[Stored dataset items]
=== Begin Enclosure ===

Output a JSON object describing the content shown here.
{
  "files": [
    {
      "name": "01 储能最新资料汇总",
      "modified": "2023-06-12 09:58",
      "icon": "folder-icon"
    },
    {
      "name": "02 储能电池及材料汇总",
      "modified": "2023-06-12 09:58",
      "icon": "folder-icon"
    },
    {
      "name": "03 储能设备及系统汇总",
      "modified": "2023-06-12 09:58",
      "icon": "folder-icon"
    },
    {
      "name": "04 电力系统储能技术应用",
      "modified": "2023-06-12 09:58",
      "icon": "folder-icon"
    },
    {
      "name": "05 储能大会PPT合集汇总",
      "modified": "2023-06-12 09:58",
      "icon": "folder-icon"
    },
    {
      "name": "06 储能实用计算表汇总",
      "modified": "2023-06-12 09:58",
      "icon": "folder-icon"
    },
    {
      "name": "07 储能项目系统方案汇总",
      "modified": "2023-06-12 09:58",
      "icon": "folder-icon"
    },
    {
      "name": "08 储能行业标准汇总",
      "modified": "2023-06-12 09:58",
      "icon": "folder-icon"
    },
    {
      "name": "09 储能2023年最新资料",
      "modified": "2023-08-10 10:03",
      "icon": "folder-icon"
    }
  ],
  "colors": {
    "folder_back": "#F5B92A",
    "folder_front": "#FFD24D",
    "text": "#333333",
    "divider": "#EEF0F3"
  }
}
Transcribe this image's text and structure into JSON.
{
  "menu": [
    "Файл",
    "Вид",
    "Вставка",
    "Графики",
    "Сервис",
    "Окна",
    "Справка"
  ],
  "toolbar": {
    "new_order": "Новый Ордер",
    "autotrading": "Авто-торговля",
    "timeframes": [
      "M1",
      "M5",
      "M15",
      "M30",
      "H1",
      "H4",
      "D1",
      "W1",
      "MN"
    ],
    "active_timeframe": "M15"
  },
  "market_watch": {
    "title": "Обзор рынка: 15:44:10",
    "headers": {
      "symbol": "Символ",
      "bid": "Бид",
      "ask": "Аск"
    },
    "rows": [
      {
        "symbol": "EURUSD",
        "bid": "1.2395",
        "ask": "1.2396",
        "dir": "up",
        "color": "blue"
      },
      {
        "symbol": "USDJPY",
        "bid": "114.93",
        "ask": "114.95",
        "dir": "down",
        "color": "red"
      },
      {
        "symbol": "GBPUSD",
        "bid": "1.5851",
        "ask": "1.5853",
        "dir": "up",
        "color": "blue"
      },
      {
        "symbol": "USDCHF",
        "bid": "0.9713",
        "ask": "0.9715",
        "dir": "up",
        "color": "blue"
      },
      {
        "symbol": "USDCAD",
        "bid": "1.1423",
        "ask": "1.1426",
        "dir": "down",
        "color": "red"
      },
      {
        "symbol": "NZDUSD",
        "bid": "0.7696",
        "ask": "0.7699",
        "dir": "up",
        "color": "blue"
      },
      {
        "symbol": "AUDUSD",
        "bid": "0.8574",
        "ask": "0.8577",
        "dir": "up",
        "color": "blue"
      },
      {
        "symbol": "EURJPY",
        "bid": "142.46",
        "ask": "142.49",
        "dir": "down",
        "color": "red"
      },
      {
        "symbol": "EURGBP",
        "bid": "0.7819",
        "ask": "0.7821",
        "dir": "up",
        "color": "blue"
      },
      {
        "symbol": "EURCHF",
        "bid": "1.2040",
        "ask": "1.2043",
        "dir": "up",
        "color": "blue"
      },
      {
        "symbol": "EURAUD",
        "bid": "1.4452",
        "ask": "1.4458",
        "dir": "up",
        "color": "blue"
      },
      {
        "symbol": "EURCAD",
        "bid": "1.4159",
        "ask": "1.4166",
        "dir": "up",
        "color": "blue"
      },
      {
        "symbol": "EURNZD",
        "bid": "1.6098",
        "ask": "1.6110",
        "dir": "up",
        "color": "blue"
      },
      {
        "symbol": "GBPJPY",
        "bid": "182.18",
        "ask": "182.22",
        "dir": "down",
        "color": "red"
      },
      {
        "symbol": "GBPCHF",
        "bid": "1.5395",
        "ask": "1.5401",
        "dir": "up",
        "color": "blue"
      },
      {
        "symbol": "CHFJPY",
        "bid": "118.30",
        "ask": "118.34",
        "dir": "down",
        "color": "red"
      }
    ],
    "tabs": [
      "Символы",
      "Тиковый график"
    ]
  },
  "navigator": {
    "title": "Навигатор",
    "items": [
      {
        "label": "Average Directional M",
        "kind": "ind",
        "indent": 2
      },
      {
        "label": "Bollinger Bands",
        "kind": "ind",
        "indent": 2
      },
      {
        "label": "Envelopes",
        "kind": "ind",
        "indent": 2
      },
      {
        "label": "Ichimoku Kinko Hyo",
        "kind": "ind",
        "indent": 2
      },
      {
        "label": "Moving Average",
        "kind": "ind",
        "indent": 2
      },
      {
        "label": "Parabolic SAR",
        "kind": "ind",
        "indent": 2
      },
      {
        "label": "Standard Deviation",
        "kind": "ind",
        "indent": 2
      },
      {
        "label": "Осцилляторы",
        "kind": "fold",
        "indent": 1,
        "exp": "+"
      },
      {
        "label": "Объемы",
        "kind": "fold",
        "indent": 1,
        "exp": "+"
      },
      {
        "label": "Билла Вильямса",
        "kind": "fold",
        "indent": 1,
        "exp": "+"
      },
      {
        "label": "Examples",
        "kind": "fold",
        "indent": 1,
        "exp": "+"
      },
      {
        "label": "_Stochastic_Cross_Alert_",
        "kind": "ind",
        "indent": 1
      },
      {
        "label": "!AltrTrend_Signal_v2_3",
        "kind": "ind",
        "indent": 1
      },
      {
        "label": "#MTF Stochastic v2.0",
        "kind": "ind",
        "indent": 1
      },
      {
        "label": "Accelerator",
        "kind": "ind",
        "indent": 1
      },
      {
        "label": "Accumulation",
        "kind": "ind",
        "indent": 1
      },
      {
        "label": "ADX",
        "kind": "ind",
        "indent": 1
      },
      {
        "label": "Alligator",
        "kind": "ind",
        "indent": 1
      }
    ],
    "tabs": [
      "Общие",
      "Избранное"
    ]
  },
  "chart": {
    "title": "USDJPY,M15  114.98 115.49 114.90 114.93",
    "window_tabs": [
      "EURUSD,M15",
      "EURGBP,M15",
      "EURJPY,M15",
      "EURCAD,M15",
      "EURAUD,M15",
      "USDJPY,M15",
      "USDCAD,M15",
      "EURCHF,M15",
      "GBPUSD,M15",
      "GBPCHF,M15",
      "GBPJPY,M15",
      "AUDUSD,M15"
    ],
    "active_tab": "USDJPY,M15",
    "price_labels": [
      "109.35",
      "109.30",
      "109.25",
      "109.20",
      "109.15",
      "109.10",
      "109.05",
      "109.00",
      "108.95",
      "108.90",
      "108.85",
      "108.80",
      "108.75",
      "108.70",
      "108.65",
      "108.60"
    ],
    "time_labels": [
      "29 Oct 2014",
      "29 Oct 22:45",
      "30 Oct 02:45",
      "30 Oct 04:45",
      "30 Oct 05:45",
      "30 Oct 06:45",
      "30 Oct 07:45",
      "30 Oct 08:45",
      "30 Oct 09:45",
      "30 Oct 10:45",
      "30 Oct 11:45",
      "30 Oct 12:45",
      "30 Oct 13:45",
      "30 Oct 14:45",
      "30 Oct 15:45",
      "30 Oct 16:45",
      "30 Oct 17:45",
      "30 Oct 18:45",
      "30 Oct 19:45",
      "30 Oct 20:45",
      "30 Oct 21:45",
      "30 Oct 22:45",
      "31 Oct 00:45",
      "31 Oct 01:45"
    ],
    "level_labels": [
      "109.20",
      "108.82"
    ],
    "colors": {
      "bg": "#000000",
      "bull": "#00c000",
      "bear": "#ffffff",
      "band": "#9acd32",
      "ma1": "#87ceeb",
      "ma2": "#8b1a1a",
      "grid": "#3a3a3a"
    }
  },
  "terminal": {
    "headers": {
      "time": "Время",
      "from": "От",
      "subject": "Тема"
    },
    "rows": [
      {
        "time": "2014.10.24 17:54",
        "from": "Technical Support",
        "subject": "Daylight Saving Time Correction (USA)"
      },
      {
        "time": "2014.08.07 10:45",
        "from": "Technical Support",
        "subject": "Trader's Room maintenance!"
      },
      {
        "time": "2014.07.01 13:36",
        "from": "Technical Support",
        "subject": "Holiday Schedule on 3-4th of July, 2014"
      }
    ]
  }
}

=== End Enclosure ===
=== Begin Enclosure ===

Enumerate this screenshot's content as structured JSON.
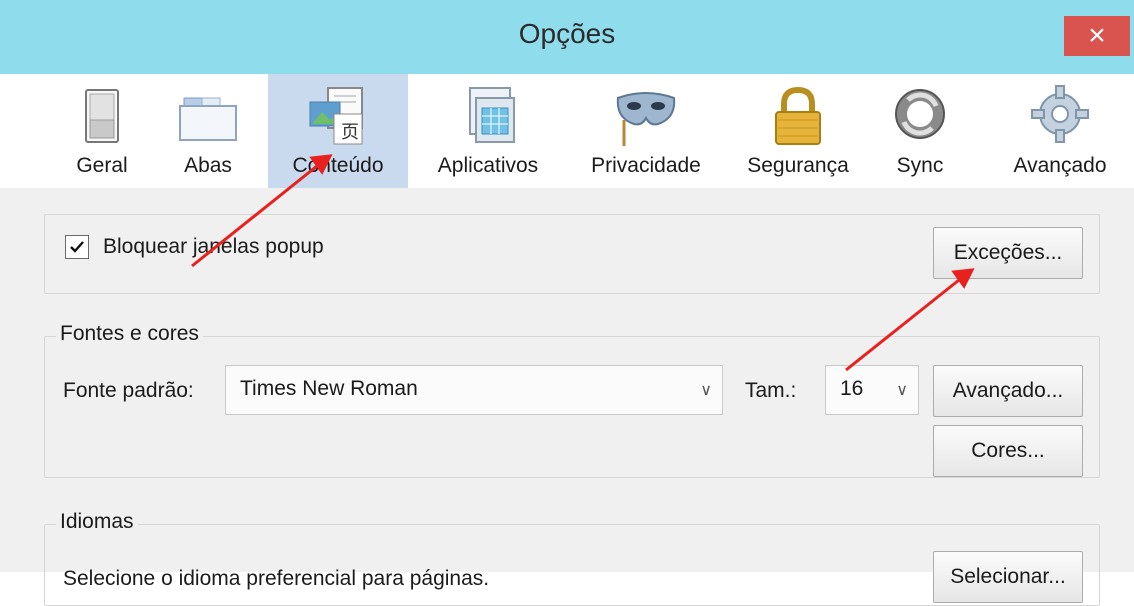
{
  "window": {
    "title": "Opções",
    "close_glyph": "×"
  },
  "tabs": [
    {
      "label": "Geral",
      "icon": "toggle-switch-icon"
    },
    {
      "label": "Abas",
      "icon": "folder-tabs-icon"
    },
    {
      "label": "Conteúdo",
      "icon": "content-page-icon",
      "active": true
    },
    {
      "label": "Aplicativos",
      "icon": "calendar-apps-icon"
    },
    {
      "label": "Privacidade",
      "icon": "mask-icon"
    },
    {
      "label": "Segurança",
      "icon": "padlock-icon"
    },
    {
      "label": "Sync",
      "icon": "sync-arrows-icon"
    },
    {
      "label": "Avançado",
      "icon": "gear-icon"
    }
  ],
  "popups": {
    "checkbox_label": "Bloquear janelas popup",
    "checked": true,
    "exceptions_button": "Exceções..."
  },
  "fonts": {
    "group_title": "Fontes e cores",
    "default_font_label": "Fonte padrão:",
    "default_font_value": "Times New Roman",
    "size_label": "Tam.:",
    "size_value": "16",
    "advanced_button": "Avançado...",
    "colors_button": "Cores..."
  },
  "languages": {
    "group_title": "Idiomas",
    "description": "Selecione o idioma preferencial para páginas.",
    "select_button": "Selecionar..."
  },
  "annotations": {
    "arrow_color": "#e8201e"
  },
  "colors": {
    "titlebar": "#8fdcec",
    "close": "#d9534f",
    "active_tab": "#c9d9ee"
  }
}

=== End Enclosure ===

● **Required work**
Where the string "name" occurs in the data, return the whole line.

● **Result**
      "name": "01 储能最新资料汇总",
      "name": "02 储能电池及材料汇总",
      "name": "03 储能设备及系统汇总",
      "name": "04 电力系统储能技术应用",
      "name": "05 储能大会PPT合集汇总",
      "name": "06 储能实用计算表汇总",
      "name": "07 储能项目系统方案汇总",
      "name": "08 储能行业标准汇总",
      "name": "09 储能2023年最新资料",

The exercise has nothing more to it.